“All of the guys that are really good, it’s fluid,” Gunnett said. “It’s like an extension of their hands ... They think and it happens. There’s no delay. It really comes natural to them.”

Every ounce of unique skill is needed when tons are involved. The crane’s capacity is 17.6, though when the trolley moves along the jib to the farthest pick at street level, the load can’t exceed 9,000 pounds.

But operators don’t work alone. They rely on help, especially when lowering their loads blindly into tight spots. Riggers on the ground radio instructions, guiding lifts, and through teamwork jobs get done smoothly and safely.

“These guys have started on small machines and worked their way up to these (cranes), but every crane on a job site requires constant attention and discipline, communication with those around you and qualified individuals on the ground directing you,” Gunnett said.

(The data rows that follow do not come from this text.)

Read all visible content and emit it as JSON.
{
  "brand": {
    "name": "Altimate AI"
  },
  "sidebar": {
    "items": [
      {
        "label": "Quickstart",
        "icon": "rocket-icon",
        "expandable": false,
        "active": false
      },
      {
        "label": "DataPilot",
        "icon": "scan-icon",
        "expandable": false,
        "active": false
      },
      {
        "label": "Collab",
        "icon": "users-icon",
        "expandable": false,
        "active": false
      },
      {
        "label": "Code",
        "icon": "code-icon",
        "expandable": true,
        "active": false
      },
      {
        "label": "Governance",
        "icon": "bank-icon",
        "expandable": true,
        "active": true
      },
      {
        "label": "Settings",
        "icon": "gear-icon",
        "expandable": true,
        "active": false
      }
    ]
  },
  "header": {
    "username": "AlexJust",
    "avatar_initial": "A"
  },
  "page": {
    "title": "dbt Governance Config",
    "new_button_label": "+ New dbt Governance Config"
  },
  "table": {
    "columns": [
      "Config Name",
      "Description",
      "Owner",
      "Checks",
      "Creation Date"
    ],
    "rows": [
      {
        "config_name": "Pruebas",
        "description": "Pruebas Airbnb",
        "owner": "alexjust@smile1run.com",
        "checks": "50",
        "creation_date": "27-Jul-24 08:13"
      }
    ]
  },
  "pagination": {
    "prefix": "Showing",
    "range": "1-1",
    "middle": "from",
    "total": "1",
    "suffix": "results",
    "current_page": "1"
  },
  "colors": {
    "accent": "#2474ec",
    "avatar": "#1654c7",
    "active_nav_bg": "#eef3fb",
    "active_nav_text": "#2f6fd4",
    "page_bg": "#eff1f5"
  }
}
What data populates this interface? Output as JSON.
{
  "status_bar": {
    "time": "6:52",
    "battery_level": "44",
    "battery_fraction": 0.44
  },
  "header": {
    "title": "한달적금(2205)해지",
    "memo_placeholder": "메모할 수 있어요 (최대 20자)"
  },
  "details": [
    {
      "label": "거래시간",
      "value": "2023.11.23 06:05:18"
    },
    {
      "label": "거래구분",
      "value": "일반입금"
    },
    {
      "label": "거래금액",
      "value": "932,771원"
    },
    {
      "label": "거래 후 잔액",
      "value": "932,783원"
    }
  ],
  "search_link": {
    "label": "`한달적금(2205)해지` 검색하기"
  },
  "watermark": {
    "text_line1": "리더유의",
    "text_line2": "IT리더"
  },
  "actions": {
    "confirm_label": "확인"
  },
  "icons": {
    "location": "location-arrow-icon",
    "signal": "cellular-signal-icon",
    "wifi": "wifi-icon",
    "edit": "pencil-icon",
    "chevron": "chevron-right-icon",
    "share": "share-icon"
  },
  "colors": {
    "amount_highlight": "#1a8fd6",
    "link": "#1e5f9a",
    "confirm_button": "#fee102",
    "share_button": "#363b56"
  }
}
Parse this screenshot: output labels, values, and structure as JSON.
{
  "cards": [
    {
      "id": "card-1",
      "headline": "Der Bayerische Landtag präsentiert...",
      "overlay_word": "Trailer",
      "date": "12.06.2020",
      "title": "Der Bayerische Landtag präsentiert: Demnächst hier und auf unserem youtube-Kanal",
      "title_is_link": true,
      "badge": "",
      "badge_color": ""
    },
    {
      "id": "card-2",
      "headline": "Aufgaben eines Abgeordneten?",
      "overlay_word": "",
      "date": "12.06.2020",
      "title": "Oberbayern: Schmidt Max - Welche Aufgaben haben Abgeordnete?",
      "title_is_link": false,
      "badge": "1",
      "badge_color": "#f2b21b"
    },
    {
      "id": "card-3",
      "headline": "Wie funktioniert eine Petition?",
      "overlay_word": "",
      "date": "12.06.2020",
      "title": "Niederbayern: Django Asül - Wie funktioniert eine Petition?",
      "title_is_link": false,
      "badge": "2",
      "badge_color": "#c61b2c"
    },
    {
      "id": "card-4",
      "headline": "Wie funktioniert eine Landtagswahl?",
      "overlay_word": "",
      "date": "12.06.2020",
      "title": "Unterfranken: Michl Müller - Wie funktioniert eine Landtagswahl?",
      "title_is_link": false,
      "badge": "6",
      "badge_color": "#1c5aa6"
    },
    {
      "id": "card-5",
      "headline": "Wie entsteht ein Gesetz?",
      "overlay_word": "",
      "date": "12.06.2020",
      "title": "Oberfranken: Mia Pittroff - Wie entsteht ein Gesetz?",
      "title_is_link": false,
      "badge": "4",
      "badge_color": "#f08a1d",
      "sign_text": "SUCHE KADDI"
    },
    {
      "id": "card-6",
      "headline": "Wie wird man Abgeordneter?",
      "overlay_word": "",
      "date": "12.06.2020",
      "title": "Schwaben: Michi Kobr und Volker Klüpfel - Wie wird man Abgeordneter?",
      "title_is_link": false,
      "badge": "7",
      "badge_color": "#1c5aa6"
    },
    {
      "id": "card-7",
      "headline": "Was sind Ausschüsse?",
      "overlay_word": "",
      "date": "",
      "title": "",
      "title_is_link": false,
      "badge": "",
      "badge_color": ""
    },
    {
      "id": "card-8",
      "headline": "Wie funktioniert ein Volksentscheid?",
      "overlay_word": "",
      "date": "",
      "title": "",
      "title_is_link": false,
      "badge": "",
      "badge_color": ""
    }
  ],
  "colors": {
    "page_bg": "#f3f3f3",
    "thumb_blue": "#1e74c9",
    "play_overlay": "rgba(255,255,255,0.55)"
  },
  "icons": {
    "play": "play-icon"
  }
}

“There is never an easy day or job when you’re swinging materials around people. These guys have respect for what it is they are in charge of, and the guys on the ground trust them.”

In general, crane operators are a select bunch, with extensive training and experience behind them. Those atop tower cranes literally take it to a new level: the cream of the crop or, in Gunnett’s words, “a crane operator and then some.”

That’s why he considers himself fortunate to have two keeping a giant turning and a structure rising.

“He’s one of the most critical guys on the job,” Gunnett said. “If he doesn’t come in, I have to bring in the second guy. If he can’t come in, the job shuts down.”

On behalf of all middle-aged Lego fans, please don’t let that happen. We don’t want to miss the show.